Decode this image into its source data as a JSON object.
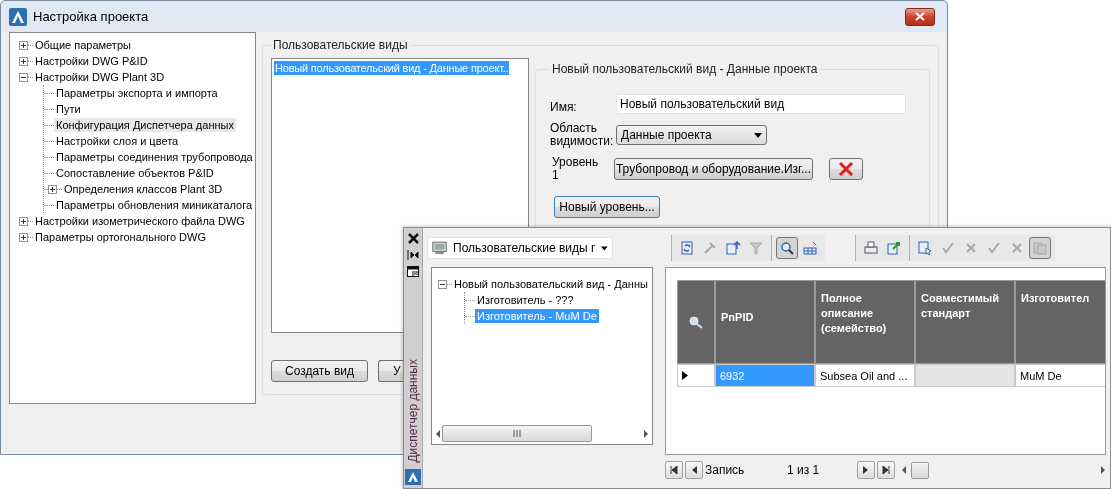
{
  "dialog": {
    "title": "Настройка проекта",
    "tree": [
      {
        "label": "Общие параметры",
        "expanded": false,
        "selected": false
      },
      {
        "label": "Настройки DWG P&ID",
        "expanded": false,
        "selected": false
      },
      {
        "label": "Настройки DWG Plant 3D",
        "expanded": true,
        "selected": false,
        "children": [
          {
            "label": "Параметры экспорта и импорта",
            "selected": false
          },
          {
            "label": "Пути",
            "selected": false
          },
          {
            "label": "Конфигурация Диспетчера данных",
            "selected": true
          },
          {
            "label": "Настройки слоя и цвета",
            "selected": false
          },
          {
            "label": "Параметры соединения трубопровода",
            "selected": false
          },
          {
            "label": "Сопоставление объектов P&ID",
            "selected": false
          },
          {
            "label": "Определения классов Plant 3D",
            "expanded": false,
            "selected": false
          },
          {
            "label": "Параметры обновления миникаталога",
            "selected": false
          }
        ]
      },
      {
        "label": "Настройки изометрического файла DWG",
        "expanded": false,
        "selected": false
      },
      {
        "label": "Параметры ортогонального DWG",
        "expanded": false,
        "selected": false
      }
    ],
    "views_group": {
      "title": "Пользовательские виды",
      "views": [
        {
          "label": "Новый пользовательский вид - Данные проект..",
          "selected": true
        }
      ],
      "buttons": [
        "Создать вид",
        "У"
      ]
    },
    "view_group": {
      "title": "Новый пользовательский вид - Данные проекта",
      "name_label": "Имя:",
      "name_value": "Новый пользовательский вид",
      "scope_label": "Область видимости:",
      "scope_value": "Данные проекта",
      "levels": [
        {
          "label": "Уровень 1",
          "value": "Трубопровод  и оборудование.Изг..."
        }
      ],
      "new_level_button": "Новый уровень..."
    }
  },
  "palette": {
    "side_title": "Диспетчер данных",
    "view_select": "Пользовательские виды г",
    "toolbar": [
      {
        "buttons": [
          {
            "kind": "sync",
            "disabled": false,
            "selected": false
          },
          {
            "kind": "edit",
            "disabled": true,
            "selected": false
          },
          {
            "kind": "upload",
            "disabled": false,
            "selected": false
          },
          {
            "kind": "filter",
            "disabled": true,
            "selected": false
          }
        ]
      },
      {
        "buttons": [
          {
            "kind": "zoom",
            "disabled": false,
            "selected": true
          },
          {
            "kind": "grid",
            "disabled": false,
            "selected": false
          }
        ]
      },
      {
        "buttons": [
          {
            "kind": "print",
            "disabled": false,
            "selected": false
          },
          {
            "kind": "export",
            "disabled": false,
            "selected": false
          }
        ]
      },
      {
        "buttons": [
          {
            "kind": "pick",
            "disabled": false,
            "selected": false
          },
          {
            "kind": "accept",
            "disabled": true,
            "selected": false
          },
          {
            "kind": "reject",
            "disabled": true,
            "selected": false
          },
          {
            "kind": "accept",
            "disabled": true,
            "selected": false
          },
          {
            "kind": "reject",
            "disabled": true,
            "selected": false
          },
          {
            "kind": "compare",
            "disabled": true,
            "selected": true
          }
        ]
      }
    ],
    "tree": [
      {
        "label": "Новый пользовательский вид - Данны",
        "expanded": true,
        "selected": false,
        "children": [
          {
            "label": "Изготовитель - ???",
            "selected": false
          },
          {
            "label": "Изготовитель - MuM De",
            "selected": true
          }
        ]
      }
    ],
    "table": {
      "columns": [
        "PnPID",
        "Полное описание (семейство)",
        "Совместимый стандарт",
        "Изготовител"
      ],
      "rows": [
        {
          "current": true,
          "cells": [
            {
              "text": "6932",
              "selected": true,
              "readonly": false
            },
            {
              "text": "Subsea Oil and ...",
              "selected": false,
              "readonly": false
            },
            {
              "selected": false,
              "readonly": true
            },
            {
              "text": "MuM De",
              "selected": false,
              "readonly": false
            }
          ]
        }
      ]
    },
    "record_label": "Запись",
    "record_position": "1 из 1"
  }
}
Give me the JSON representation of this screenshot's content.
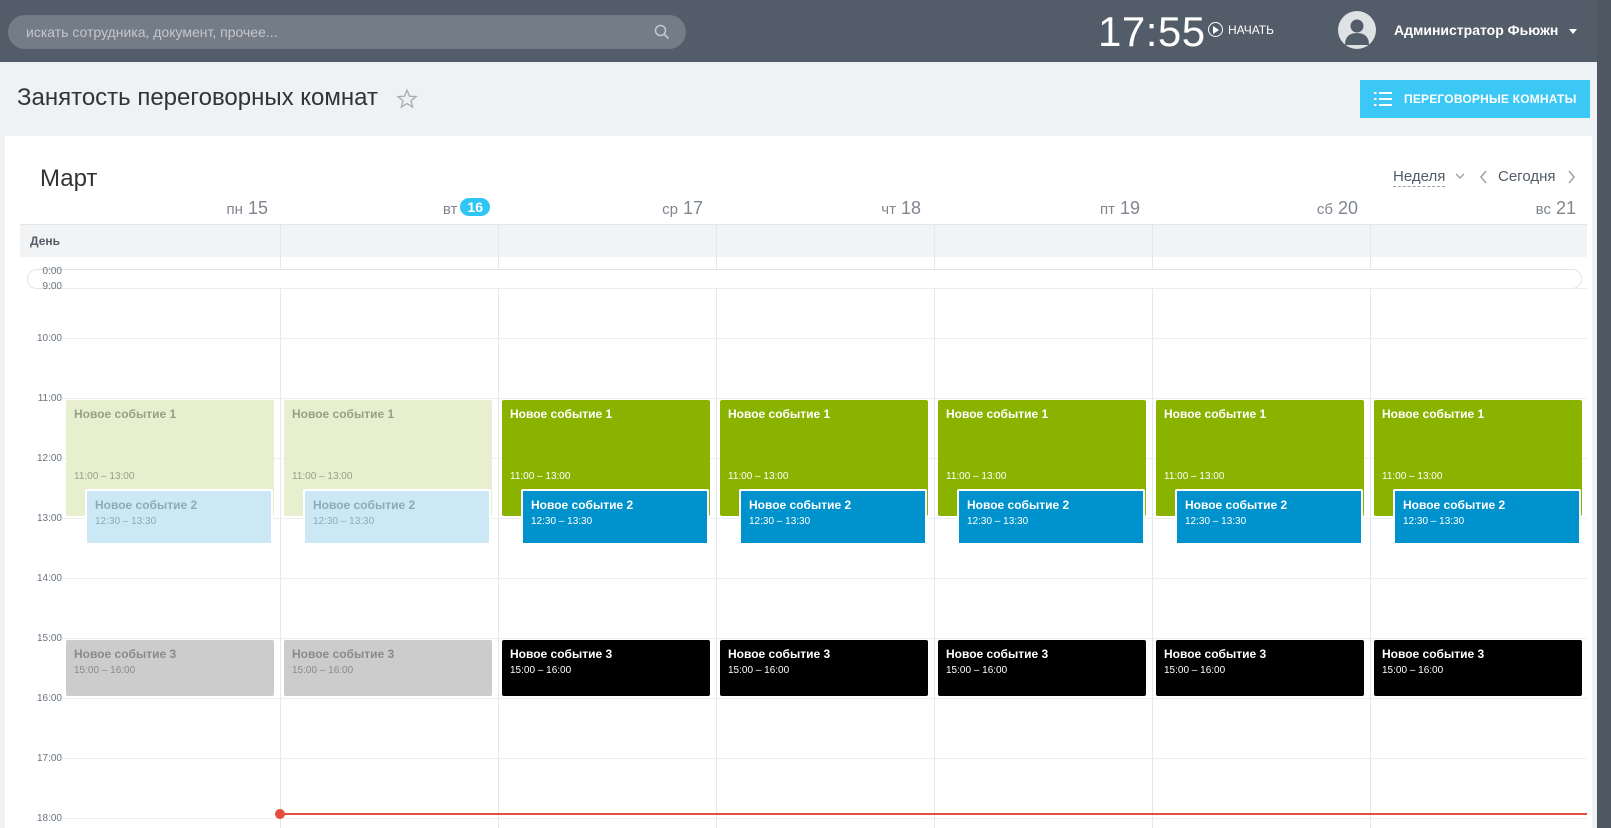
{
  "header": {
    "search_placeholder": "искать сотрудника, документ, прочее...",
    "clock": "17:55",
    "start_label": "НАЧАТЬ",
    "user_name": "Администратор Фьюжн"
  },
  "page": {
    "title": "Занятость переговорных комнат",
    "rooms_button": "ПЕРЕГОВОРНЫЕ КОМНАТЫ"
  },
  "calendar": {
    "month": "Март",
    "view": "Неделя",
    "today_label": "Сегодня",
    "allday_label": "День",
    "days": [
      {
        "dow": "пн",
        "num": "15"
      },
      {
        "dow": "вт",
        "num": "16"
      },
      {
        "dow": "ср",
        "num": "17"
      },
      {
        "dow": "чт",
        "num": "18"
      },
      {
        "dow": "пт",
        "num": "19"
      },
      {
        "dow": "сб",
        "num": "20"
      },
      {
        "dow": "вс",
        "num": "21"
      }
    ],
    "collapsed_hours": [
      "0:00",
      "9:00"
    ],
    "hours": [
      "10:00",
      "11:00",
      "12:00",
      "13:00",
      "14:00",
      "15:00",
      "16:00",
      "17:00",
      "18:00"
    ],
    "events": [
      {
        "title": "Новое событие 1",
        "time": "11:00 – 13:00"
      },
      {
        "title": "Новое событие 2",
        "time": "12:30 – 13:30"
      },
      {
        "title": "Новое событие 3",
        "time": "15:00 – 16:00"
      }
    ],
    "colors": {
      "green": "#8ab300",
      "blue": "#0092cd",
      "black": "#000000",
      "now_line": "#e74c3c",
      "today_badge": "#2fc6f6"
    }
  }
}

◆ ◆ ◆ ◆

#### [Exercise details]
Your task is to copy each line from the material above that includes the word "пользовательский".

#### [Response to this exercise]
          "label": "Новый пользовательский вид - Данные проект..",
      "title": "Новый пользовательский вид - Данные проекта",
      "name_value": "Новый пользовательский вид",
        "label": "Новый пользовательский вид - Данны",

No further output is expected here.